Mussels, fries, and beer in Brussels

Our final night in Belgium was also my birthday, the whole point of this trip. Sadly, there are no pictures suitable for posting, but needless to say it was an excellent night. I had the good fortune of having a couple of Norwegian friends from Oslo in town for a meeting, so they joined us for a night of rockabilly swing dancing at some country bar somewhere in Brussels. Who knew?

The next morning we packed up, me to continue on to Germany and Luxembourg and my friend back home. Stayed tuned for part two.

Tuesday, September 2, 2014

A Long Ride (or Many)

Skål! To getting to the top of Grefsenkollen, one of Oslo's favorite cycling challenges. 
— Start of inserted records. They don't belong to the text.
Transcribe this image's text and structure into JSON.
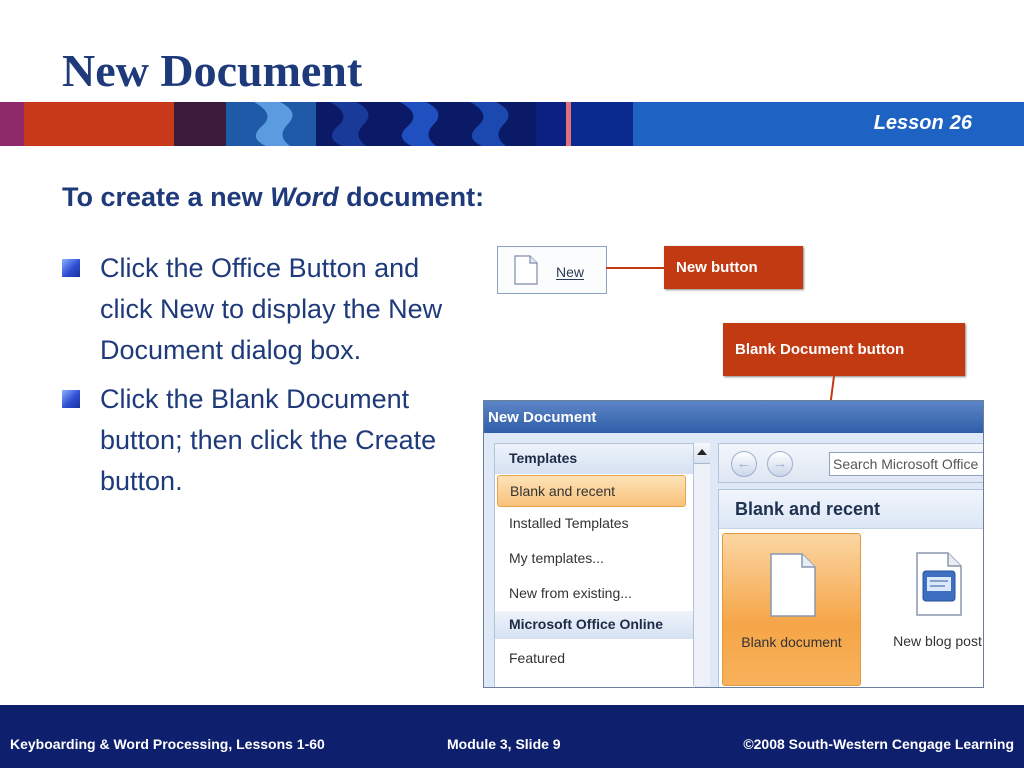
{
  "slide": {
    "title": "New Document",
    "lesson_label": "Lesson",
    "lesson_number": "26",
    "subtitle_pre": "To create a new ",
    "subtitle_em": "Word",
    "subtitle_post": " document:",
    "bullets": [
      "Click the Office Button and click New to display the New Document dialog box.",
      "Click the Blank Document button; then click the Create button."
    ]
  },
  "office_menu": {
    "new_label": "New",
    "new_icon": "blank-document-icon"
  },
  "callouts": {
    "new_button": "New button",
    "blank_document_button": "Blank Document button"
  },
  "dialog": {
    "title": "New Document",
    "left_pane": {
      "templates_header": "Templates",
      "items": [
        "Blank and recent",
        "Installed Templates",
        "My templates...",
        "New from existing..."
      ],
      "online_header": "Microsoft Office Online",
      "online_items": [
        "Featured"
      ]
    },
    "nav": {
      "back_icon": "back-arrow-icon",
      "forward_icon": "forward-arrow-icon"
    },
    "search_placeholder": "Search Microsoft Office Online",
    "section_title": "Blank and recent",
    "tiles": [
      {
        "label": "Blank document",
        "icon": "blank-document-icon"
      },
      {
        "label": "New blog post",
        "icon": "blog-post-icon"
      }
    ]
  },
  "footer": {
    "left": "Keyboarding & Word Processing, Lessons 1-60",
    "center": "Module 3, Slide 9",
    "right": "©2008 South-Western Cengage Learning"
  },
  "colors": {
    "title": "#1f3a7a",
    "callout": "#c23a12",
    "footer": "#0e1f6e",
    "band_blue": "#1e63c4"
  }
}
Since I last wrote about becoming a bike lady, I have fully embraced this new-to-me sport as mine. In June I was preparing to participate in my first (and so far only) bike race, a distance of 132 km (about 83 miles). My goal was to finish under 6 hours, but I really had no idea what when happen when I got out there on the road.

Well, I blew my goal out of the water and absolutely shocked myself by finishing in 4 hours 45 mins. The key to going much faster than my training pace was actually being part of a group of cyclists the whole race, a hodgepodge collection of single riders that all kept the same pace and helped each other along. During the Tour de France these groups are known as the peloton, and now I understand the benefit of spending time in the middle of the group before taking your turn at the front.

Proof. I did it!

I didn't even realize at first that this was what was happening. I started out the race at a comfortable but fast pace, passing a number of riders on the slow long hill out of Gjøvik. After cresting the top and heading downhill and through some flats, I finally looked back and realized that I had picked up about 6 or 7 riders. I had created a make-shift peloton and could now drop back and enjoy a rest. This rotation continued for another 50-60 km before it was down to just 3 of us (the others had dropped off along the way). I decided that I had no chance if I lost these two guys, so I stuck with them, only stopping for a shot of coffee and rhubarb soup when they did. It worked, they forced me to keep going, let me draft off of them, and helped me to finish much quicker than I might have otherwise.

Me and my trusty bike riding partner/guru (and our bikes) enjoy a post-ride meal - Kebab from Carmel Grill

Fast forward a couple of months and nearly 1,000 kilometers of road riding around Oslo. I have gotten to know my bike,  conquered the hills around Oslo, and been on a 100km women's only group ride through Rapha (a cycling clothing company). I have ridden in the rain and in the sun, enjoying the joys of both.  I have spent way too much on cycling clothing and watched the Tour de France, including the women's La Course. I am officially obsessed.

A group of ladies and their bikes enjoy a mid-ride snack. 

All weather is biking weather - showing off my stripe with Oslo's Bjørvika neighborhood in the background. 
Rain, rainbows, and perfect roads. Out for a Friday evening ride.

This weekend I went out for a long ride by myself and discovered amazing views and wonderful roads, even though getting there meant a long uphill climb, fighting some traffic and taking my road racing bike onto some off-road gravel paths (option 2 was battling heavy highway traffic with no shoulder and blind corners - no thanks). Even when I was tired and my muscles were burning, I was smiling. So I think I will keep doing this crazy sport and I have a feeling that I have many more kilometers (and bikes) in my future adventures around the world.

The Strava version of 95km around a huge chunk of the western forests of Oslo. 

Solihøgden, the top of a long hill about 40 km outside of Oslo (see map above where there is a mini photo of this same shot).